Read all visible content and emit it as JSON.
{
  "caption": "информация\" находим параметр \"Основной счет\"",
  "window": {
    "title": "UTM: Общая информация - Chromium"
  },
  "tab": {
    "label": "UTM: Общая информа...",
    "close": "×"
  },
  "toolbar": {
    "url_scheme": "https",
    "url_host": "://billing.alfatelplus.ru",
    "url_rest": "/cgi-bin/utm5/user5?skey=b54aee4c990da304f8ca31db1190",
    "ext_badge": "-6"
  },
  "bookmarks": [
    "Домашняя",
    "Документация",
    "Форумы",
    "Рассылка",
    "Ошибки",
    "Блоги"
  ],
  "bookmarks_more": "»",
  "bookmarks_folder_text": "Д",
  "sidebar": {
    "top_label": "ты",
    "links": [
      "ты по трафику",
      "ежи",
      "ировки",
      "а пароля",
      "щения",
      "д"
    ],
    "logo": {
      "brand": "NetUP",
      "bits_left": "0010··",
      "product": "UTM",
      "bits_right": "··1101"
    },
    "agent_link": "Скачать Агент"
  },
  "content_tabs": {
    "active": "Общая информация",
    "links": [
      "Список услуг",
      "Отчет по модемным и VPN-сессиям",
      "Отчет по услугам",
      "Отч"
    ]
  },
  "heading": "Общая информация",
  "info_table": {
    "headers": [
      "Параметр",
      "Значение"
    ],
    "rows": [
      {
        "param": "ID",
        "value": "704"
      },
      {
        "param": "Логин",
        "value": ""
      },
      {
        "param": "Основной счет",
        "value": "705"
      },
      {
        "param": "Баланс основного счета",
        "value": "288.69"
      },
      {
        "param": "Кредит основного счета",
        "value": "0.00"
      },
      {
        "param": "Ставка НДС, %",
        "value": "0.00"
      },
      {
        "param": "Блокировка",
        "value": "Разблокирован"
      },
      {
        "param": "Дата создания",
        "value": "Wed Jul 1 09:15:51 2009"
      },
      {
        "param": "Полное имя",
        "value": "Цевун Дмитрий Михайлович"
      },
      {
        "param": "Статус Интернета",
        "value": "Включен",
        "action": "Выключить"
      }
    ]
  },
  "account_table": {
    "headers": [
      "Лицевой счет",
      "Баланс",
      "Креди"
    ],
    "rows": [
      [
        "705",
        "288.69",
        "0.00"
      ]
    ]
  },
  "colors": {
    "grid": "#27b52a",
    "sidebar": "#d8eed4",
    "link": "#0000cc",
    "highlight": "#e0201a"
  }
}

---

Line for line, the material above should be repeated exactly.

FINISHED EXERCISE:
Read all visible content and emit it as JSON.
{
  "caption": "информация\" находим параметр \"Основной счет\"",
  "window": {
    "title": "UTM: Общая информация - Chromium"
  },
  "tab": {
    "label": "UTM: Общая информа...",
    "close": "×"
  },
  "toolbar": {
    "url_scheme": "https",
    "url_host": "://billing.alfatelplus.ru",
    "url_rest": "/cgi-bin/utm5/user5?skey=b54aee4c990da304f8ca31db1190",
    "ext_badge": "-6"
  },
  "bookmarks": [
    "Домашняя",
    "Документация",
    "Форумы",
    "Рассылка",
    "Ошибки",
    "Блоги"
  ],
  "bookmarks_more": "»",
  "bookmarks_folder_text": "Д",
  "sidebar": {
    "top_label": "ты",
    "links": [
      "ты по трафику",
      "ежи",
      "ировки",
      "а пароля",
      "щения",
      "д"
    ],
    "logo": {
      "brand": "NetUP",
      "bits_left": "0010··",
      "product": "UTM",
      "bits_right": "··1101"
    },
    "agent_link": "Скачать Агент"
  },
  "content_tabs": {
    "active": "Общая информация",
    "links": [
      "Список услуг",
      "Отчет по модемным и VPN-сессиям",
      "Отчет по услугам",
      "Отч"
    ]
  },
  "heading": "Общая информация",
  "info_table": {
    "headers": [
      "Параметр",
      "Значение"
    ],
    "rows": [
      {
        "param": "ID",
        "value": "704"
      },
      {
        "param": "Логин",
        "value": ""
      },
      {
        "param": "Основной счет",
        "value": "705"
      },
      {
        "param": "Баланс основного счета",
        "value": "288.69"
      },
      {
        "param": "Кредит основного счета",
        "value": "0.00"
      },
      {
        "param": "Ставка НДС, %",
        "value": "0.00"
      },
      {
        "param": "Блокировка",
        "value": "Разблокирован"
      },
      {
        "param": "Дата создания",
        "value": "Wed Jul 1 09:15:51 2009"
      },
      {
        "param": "Полное имя",
        "value": "Цевун Дмитрий Михайлович"
      },
      {
        "param": "Статус Интернета",
        "value": "Включен",
        "action": "Выключить"
      }
    ]
  },
  "account_table": {
    "headers": [
      "Лицевой счет",
      "Баланс",
      "Креди"
    ],
    "rows": [
      [
        "705",
        "288.69",
        "0.00"
      ]
    ]
  },
  "colors": {
    "grid": "#27b52a",
    "sidebar": "#d8eed4",
    "link": "#0000cc",
    "highlight": "#e0201a"
  }
}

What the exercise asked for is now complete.